#### Goal of the exercise
Return only the lines of the data below from the line with "Read all visible" up to and including the line with "Output a JSON", exactly as written, with the pictures omitted.

(Entries from a dataset of interfaces)
══════
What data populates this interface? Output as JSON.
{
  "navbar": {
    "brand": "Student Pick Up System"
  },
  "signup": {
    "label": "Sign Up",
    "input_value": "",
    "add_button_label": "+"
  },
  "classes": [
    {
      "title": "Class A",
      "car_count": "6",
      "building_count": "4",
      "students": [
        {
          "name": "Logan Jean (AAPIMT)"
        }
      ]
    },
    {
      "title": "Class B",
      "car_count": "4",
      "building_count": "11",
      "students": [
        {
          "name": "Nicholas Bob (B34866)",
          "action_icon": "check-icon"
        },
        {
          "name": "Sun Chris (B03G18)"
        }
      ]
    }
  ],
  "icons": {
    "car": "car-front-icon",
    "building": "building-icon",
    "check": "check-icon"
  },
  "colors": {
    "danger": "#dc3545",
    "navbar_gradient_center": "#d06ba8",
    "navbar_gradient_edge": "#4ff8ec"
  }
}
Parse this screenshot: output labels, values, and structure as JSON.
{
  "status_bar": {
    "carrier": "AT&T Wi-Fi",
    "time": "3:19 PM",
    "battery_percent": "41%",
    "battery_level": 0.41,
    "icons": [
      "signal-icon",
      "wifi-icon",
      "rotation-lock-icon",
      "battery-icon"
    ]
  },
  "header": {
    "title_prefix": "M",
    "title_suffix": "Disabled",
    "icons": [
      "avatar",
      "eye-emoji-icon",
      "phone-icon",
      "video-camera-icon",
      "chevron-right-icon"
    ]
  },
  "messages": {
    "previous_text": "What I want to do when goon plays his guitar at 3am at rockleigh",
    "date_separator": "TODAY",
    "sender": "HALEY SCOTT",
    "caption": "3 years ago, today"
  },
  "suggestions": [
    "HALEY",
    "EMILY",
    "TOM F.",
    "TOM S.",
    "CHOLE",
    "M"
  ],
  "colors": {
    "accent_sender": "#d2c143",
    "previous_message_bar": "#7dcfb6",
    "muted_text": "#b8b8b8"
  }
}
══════
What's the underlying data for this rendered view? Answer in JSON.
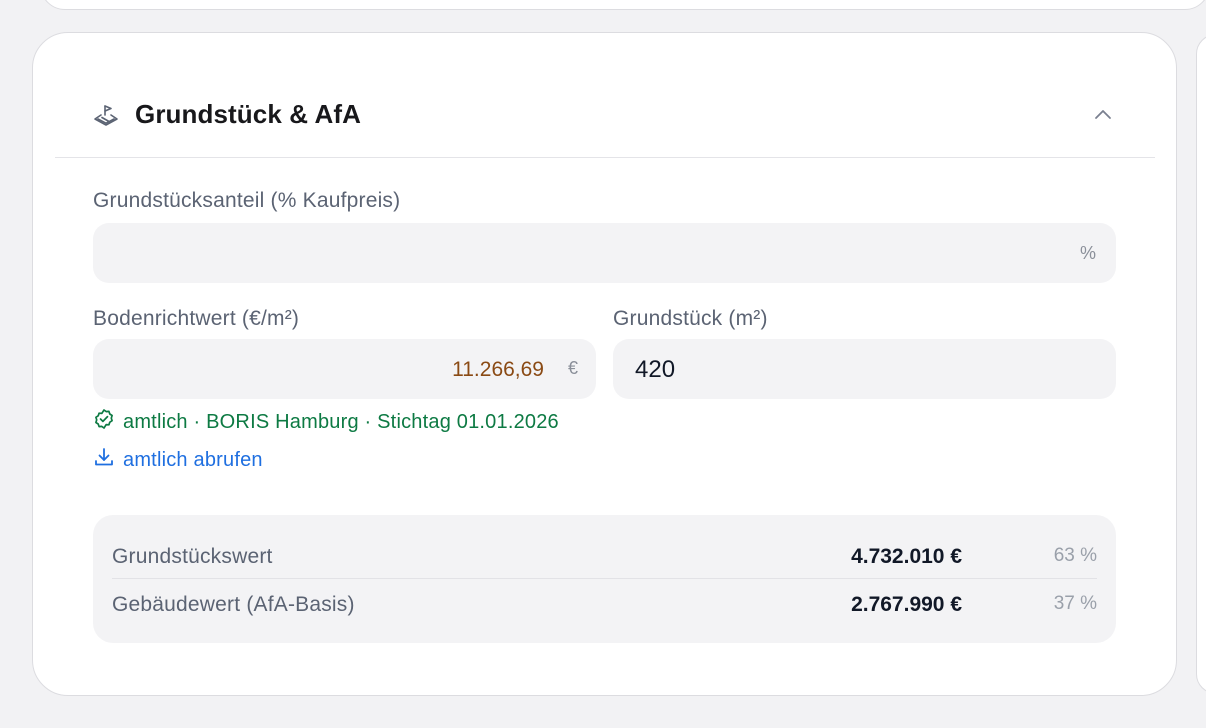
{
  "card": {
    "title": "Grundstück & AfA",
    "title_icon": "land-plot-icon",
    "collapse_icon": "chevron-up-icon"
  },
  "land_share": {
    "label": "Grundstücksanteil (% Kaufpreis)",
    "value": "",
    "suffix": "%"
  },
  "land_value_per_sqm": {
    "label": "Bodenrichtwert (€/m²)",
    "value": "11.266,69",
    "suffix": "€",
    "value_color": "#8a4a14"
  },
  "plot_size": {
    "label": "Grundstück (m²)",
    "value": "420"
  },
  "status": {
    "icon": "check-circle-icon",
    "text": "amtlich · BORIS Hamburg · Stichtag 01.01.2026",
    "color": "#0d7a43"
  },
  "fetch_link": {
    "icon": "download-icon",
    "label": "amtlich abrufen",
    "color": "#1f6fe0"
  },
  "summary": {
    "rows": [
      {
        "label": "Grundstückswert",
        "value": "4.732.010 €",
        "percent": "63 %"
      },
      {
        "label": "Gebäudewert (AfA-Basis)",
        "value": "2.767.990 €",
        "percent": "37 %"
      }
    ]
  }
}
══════
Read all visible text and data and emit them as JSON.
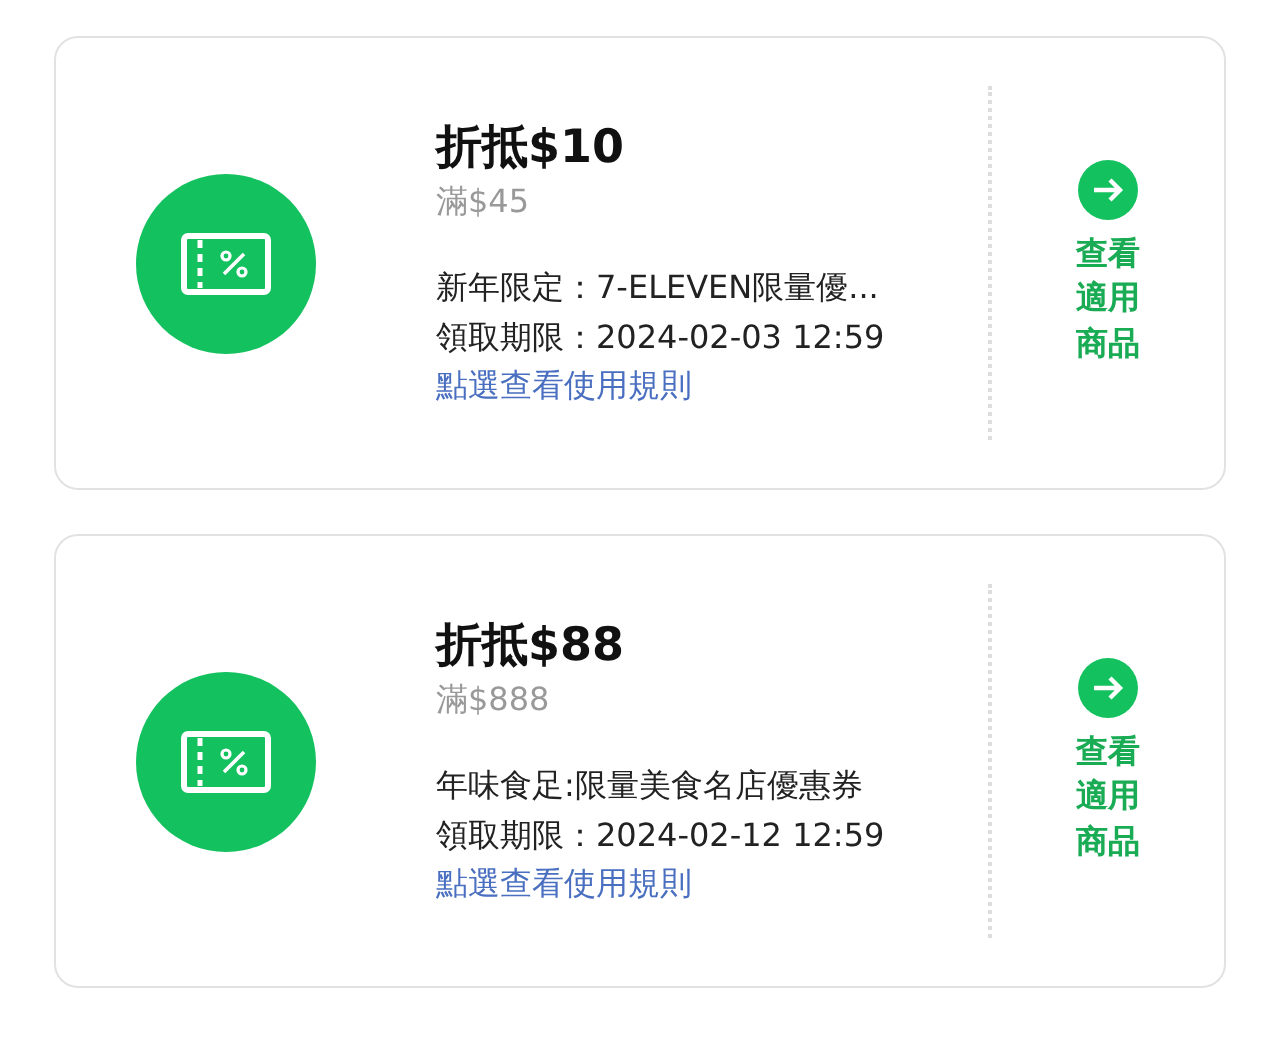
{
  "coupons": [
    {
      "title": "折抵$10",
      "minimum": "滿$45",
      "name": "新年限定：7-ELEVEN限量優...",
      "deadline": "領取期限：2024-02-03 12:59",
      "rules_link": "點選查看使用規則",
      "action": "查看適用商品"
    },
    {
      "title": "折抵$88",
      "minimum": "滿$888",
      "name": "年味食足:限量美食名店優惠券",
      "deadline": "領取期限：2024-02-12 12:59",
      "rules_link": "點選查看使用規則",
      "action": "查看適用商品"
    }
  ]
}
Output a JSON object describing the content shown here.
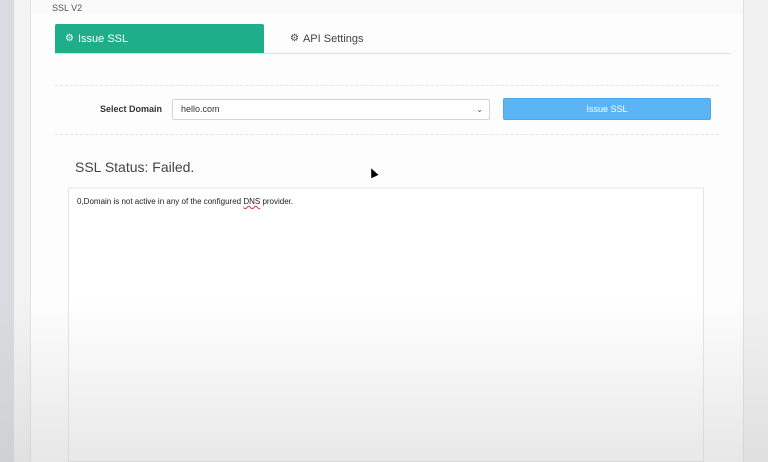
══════
#### Your solution
Read all visible text and data and emit them as JSON.
{
  "coupons": [
    {
      "title": "折抵$10",
      "minimum": "滿$45",
      "name": "新年限定：7-ELEVEN限量優...",
      "deadline": "領取期限：2024-02-03 12:59",
      "rules_link": "點選查看使用規則",
      "action": "查看適用商品"
    },
    {
      "title": "折抵$88",
      "minimum": "滿$888",
      "name": "年味食足:限量美食名店優惠券",
      "deadline": "領取期限：2024-02-12 12:59",
      "rules_link": "點選查看使用規則",
      "action": "查看適用商品"
    }
  ]
}
Output a JSON object describing the content shown here.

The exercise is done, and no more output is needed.